A bistro owner and amateur sleuth tries solving the murder of a fellow restaurateur in Kingon’s (Chocolate Chocolate Moons, 2012) zany sci-fi mystery.
Molly’s Bistro, owned by Earthling Molly Marbles, is doing well in Mars’ capital of New Chicago. Virtual Vittles, a virtual-reality restaurant, has opened nearby, but when its dining experience leaves customers hungry, they make a beeline for Molly’s place. She and Virtual Vittles owner Rick Frances eventually collaborate on a dining event; unfortunately, it ends with Rick found dead at Molly’s Bistro. Molly, who previously helped detectives solve a different mystery, works the murder case, slyly interrogating her staff and others who attended the event. But she’s already got a lot on her plate, including her pop-star daughter Becky’s upcoming wedding as well as the recent escape of the Cereal Serial Killer, which may have been incited by the bistro’s planned cereal-inspired party. As Molly makes headway in her investigation, someone slips her a threatening note warning her off the case. She later heads to Mercury in search of a poison that may have been the murder weapon and exposes secret affairs and other possible motives. The novel’s setting is indisputably unorthodox for a detective tale. Several descriptions compare Mars and Earth, noting, for example, that one still needs sunglasses on the red planet, even if the sun is further away. Likewise, there are silly but generally amusing plays on familiar names, such as that of Becky’s fiance, Burton Ernie. However, Molly’s personal life often overshadows the mystery plotline, which skimps on details; a bloodless death, for example, is determined to be a murder prior to any autopsy. The overall timeline is also confusing; at one point, for instance, Molly says the murder was “last week” despite the fact that several weeks have passed. Kingon adds some depth to the story, though, when Molly’s best friend Jersey’s android husband, Trenton, encounters discrimination. What exactly a “human android” is, however, remains unclear, as does the process that transforms humans into androids. The main mystery is resolved in the end, but readers may find themselves more invested in seeing whether Molly will be able to pull off the wedding ceremony.

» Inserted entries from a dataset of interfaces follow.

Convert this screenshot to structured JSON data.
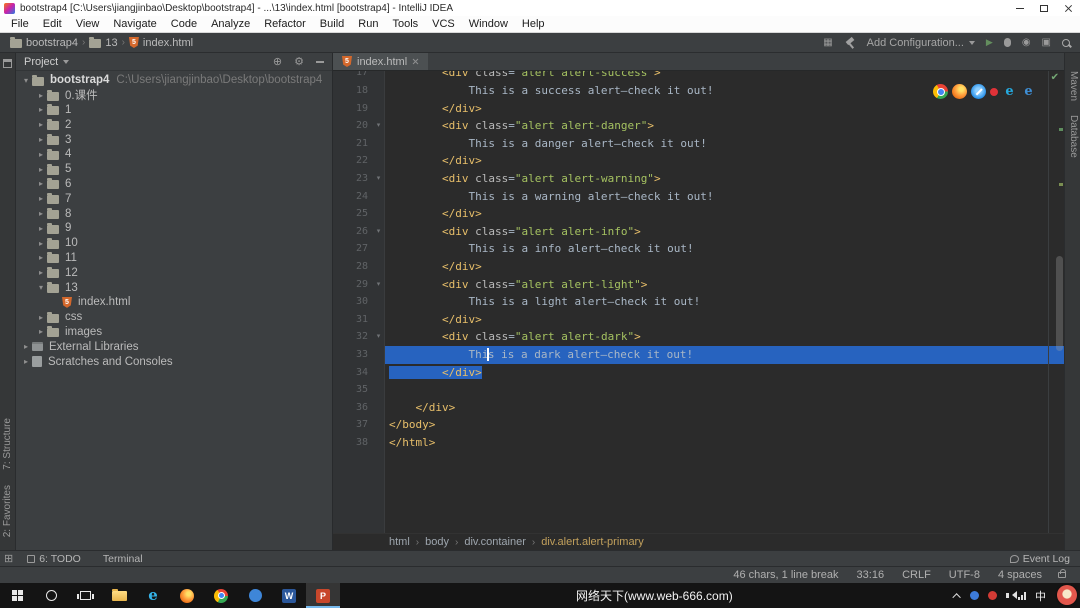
{
  "window": {
    "title": "bootstrap4 [C:\\Users\\jiangjinbao\\Desktop\\bootstrap4] - ...\\13\\index.html [bootstrap4] - IntelliJ IDEA"
  },
  "menu": {
    "items": [
      "File",
      "Edit",
      "View",
      "Navigate",
      "Code",
      "Analyze",
      "Refactor",
      "Build",
      "Run",
      "Tools",
      "VCS",
      "Window",
      "Help"
    ]
  },
  "navbar": {
    "crumbs": [
      {
        "label": "bootstrap4",
        "icon": "folder"
      },
      {
        "label": "13",
        "icon": "folder"
      },
      {
        "label": "index.html",
        "icon": "html"
      }
    ],
    "add_configuration": "Add Configuration..."
  },
  "project_panel": {
    "title": "Project",
    "tree": [
      {
        "label": "bootstrap4",
        "suffix": "C:\\Users\\jiangjinbao\\Desktop\\bootstrap4",
        "icon": "folder",
        "depth": 0,
        "chevron": "down",
        "bold": true
      },
      {
        "label": "0.课件",
        "icon": "folder",
        "depth": 1,
        "chevron": "right"
      },
      {
        "label": "1",
        "icon": "folder",
        "depth": 1,
        "chevron": "right"
      },
      {
        "label": "2",
        "icon": "folder",
        "depth": 1,
        "chevron": "right"
      },
      {
        "label": "3",
        "icon": "folder",
        "depth": 1,
        "chevron": "right"
      },
      {
        "label": "4",
        "icon": "folder",
        "depth": 1,
        "chevron": "right"
      },
      {
        "label": "5",
        "icon": "folder",
        "depth": 1,
        "chevron": "right"
      },
      {
        "label": "6",
        "icon": "folder",
        "depth": 1,
        "chevron": "right"
      },
      {
        "label": "7",
        "icon": "folder",
        "depth": 1,
        "chevron": "right"
      },
      {
        "label": "8",
        "icon": "folder",
        "depth": 1,
        "chevron": "right"
      },
      {
        "label": "9",
        "icon": "folder",
        "depth": 1,
        "chevron": "right"
      },
      {
        "label": "10",
        "icon": "folder",
        "depth": 1,
        "chevron": "right"
      },
      {
        "label": "11",
        "icon": "folder",
        "depth": 1,
        "chevron": "right"
      },
      {
        "label": "12",
        "icon": "folder",
        "depth": 1,
        "chevron": "right"
      },
      {
        "label": "13",
        "icon": "folder",
        "depth": 1,
        "chevron": "down"
      },
      {
        "label": "index.html",
        "icon": "html",
        "depth": 2,
        "chevron": "none"
      },
      {
        "label": "css",
        "icon": "folder",
        "depth": 1,
        "chevron": "right"
      },
      {
        "label": "images",
        "icon": "folder",
        "depth": 1,
        "chevron": "right"
      },
      {
        "label": "External Libraries",
        "icon": "lib",
        "depth": 0,
        "chevron": "right"
      },
      {
        "label": "Scratches and Consoles",
        "icon": "scratch",
        "depth": 0,
        "chevron": "right"
      }
    ]
  },
  "tabs": [
    {
      "label": "index.html",
      "icon": "html"
    }
  ],
  "editor": {
    "lines": [
      {
        "n": 17,
        "partial": true,
        "tokens": [
          {
            "c": "ws",
            "t": "        "
          },
          {
            "c": "tag",
            "t": "<div "
          },
          {
            "c": "attr",
            "t": "class"
          },
          {
            "c": "eq",
            "t": "="
          },
          {
            "c": "str",
            "t": "\"alert alert-success\""
          },
          {
            "c": "tag",
            "t": ">"
          }
        ]
      },
      {
        "n": 18,
        "tokens": [
          {
            "c": "ws",
            "t": "            "
          },
          {
            "c": "text",
            "t": "This is a success alert—check it out!"
          }
        ]
      },
      {
        "n": 19,
        "tokens": [
          {
            "c": "ws",
            "t": "        "
          },
          {
            "c": "tag",
            "t": "</div>"
          }
        ]
      },
      {
        "n": 20,
        "fold": true,
        "tokens": [
          {
            "c": "ws",
            "t": "        "
          },
          {
            "c": "tag",
            "t": "<div "
          },
          {
            "c": "attr",
            "t": "class"
          },
          {
            "c": "eq",
            "t": "="
          },
          {
            "c": "str",
            "t": "\"alert alert-danger\""
          },
          {
            "c": "tag",
            "t": ">"
          }
        ]
      },
      {
        "n": 21,
        "tokens": [
          {
            "c": "ws",
            "t": "            "
          },
          {
            "c": "text",
            "t": "This is a danger alert—check it out!"
          }
        ]
      },
      {
        "n": 22,
        "tokens": [
          {
            "c": "ws",
            "t": "        "
          },
          {
            "c": "tag",
            "t": "</div>"
          }
        ]
      },
      {
        "n": 23,
        "fold": true,
        "tokens": [
          {
            "c": "ws",
            "t": "        "
          },
          {
            "c": "tag",
            "t": "<div "
          },
          {
            "c": "attr",
            "t": "class"
          },
          {
            "c": "eq",
            "t": "="
          },
          {
            "c": "str",
            "t": "\"alert alert-warning\""
          },
          {
            "c": "tag",
            "t": ">"
          }
        ]
      },
      {
        "n": 24,
        "tokens": [
          {
            "c": "ws",
            "t": "            "
          },
          {
            "c": "text",
            "t": "This is a warning alert—check it out!"
          }
        ]
      },
      {
        "n": 25,
        "tokens": [
          {
            "c": "ws",
            "t": "        "
          },
          {
            "c": "tag",
            "t": "</div>"
          }
        ]
      },
      {
        "n": 26,
        "fold": true,
        "tokens": [
          {
            "c": "ws",
            "t": "        "
          },
          {
            "c": "tag",
            "t": "<div "
          },
          {
            "c": "attr",
            "t": "class"
          },
          {
            "c": "eq",
            "t": "="
          },
          {
            "c": "str",
            "t": "\"alert alert-info\""
          },
          {
            "c": "tag",
            "t": ">"
          }
        ]
      },
      {
        "n": 27,
        "tokens": [
          {
            "c": "ws",
            "t": "            "
          },
          {
            "c": "text",
            "t": "This is a info alert—check it out!"
          }
        ]
      },
      {
        "n": 28,
        "tokens": [
          {
            "c": "ws",
            "t": "        "
          },
          {
            "c": "tag",
            "t": "</div>"
          }
        ]
      },
      {
        "n": 29,
        "fold": true,
        "tokens": [
          {
            "c": "ws",
            "t": "        "
          },
          {
            "c": "tag",
            "t": "<div "
          },
          {
            "c": "attr",
            "t": "class"
          },
          {
            "c": "eq",
            "t": "="
          },
          {
            "c": "str",
            "t": "\"alert alert-light\""
          },
          {
            "c": "tag",
            "t": ">"
          }
        ]
      },
      {
        "n": 30,
        "tokens": [
          {
            "c": "ws",
            "t": "            "
          },
          {
            "c": "text",
            "t": "This is a light alert—check it out!"
          }
        ]
      },
      {
        "n": 31,
        "tokens": [
          {
            "c": "ws",
            "t": "        "
          },
          {
            "c": "tag",
            "t": "</div>"
          }
        ]
      },
      {
        "n": 32,
        "fold": true,
        "tokens": [
          {
            "c": "ws",
            "t": "        "
          },
          {
            "c": "tag",
            "t": "<div "
          },
          {
            "c": "attr",
            "t": "class"
          },
          {
            "c": "eq",
            "t": "="
          },
          {
            "c": "str",
            "t": "\"alert alert-dark\""
          },
          {
            "c": "tag",
            "t": ">"
          }
        ]
      },
      {
        "n": 33,
        "sel": "full",
        "tokens": [
          {
            "c": "ws",
            "t": "            "
          },
          {
            "c": "text",
            "t": "Thi"
          },
          {
            "c": "caret",
            "t": ""
          },
          {
            "c": "text",
            "t": "s is a dark alert—check it out!"
          }
        ]
      },
      {
        "n": 34,
        "sel": "text",
        "tokens": [
          {
            "c": "ws",
            "t": "        "
          },
          {
            "c": "tag",
            "t": "</div>"
          }
        ]
      },
      {
        "n": 35,
        "tokens": []
      },
      {
        "n": 36,
        "tokens": [
          {
            "c": "ws",
            "t": "    "
          },
          {
            "c": "tag",
            "t": "</div>"
          }
        ]
      },
      {
        "n": 37,
        "tokens": [
          {
            "c": "tag",
            "t": "</body>"
          }
        ]
      },
      {
        "n": 38,
        "tokens": [
          {
            "c": "tag",
            "t": "</html>"
          }
        ]
      }
    ],
    "breadcrumbs": [
      {
        "label": "html"
      },
      {
        "label": "body"
      },
      {
        "label": "div.container"
      },
      {
        "label": "div.alert.alert-primary",
        "current": true
      }
    ]
  },
  "browser_icons": [
    "chrome",
    "firefox",
    "safari",
    "opera",
    "edge",
    "ie"
  ],
  "tool_windows": {
    "left": [
      {
        "label": "7: Structure"
      },
      {
        "label": "2: Favorites"
      }
    ],
    "right": [
      {
        "label": "Maven"
      },
      {
        "label": "Database"
      }
    ],
    "bottom": [
      {
        "label": "6: TODO"
      },
      {
        "label": "Terminal"
      }
    ],
    "event_log": "Event Log"
  },
  "status_bar": {
    "selection_info": "46 chars, 1 line break",
    "caret_position": "33:16",
    "line_separator": "CRLF",
    "encoding": "UTF-8",
    "indent": "4 spaces"
  },
  "taskbar": {
    "apps": [
      "start",
      "search",
      "task-view",
      "file-explorer",
      "ie",
      "firefox",
      "chrome",
      "app",
      "word",
      "powerpoint"
    ],
    "site_text": "网络天下(www.web-666.com)",
    "ime": "中"
  }
}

An undeniably fun tale with a protagonist who can apparently handle anything despite the fact that the mystery is often put on the back burner.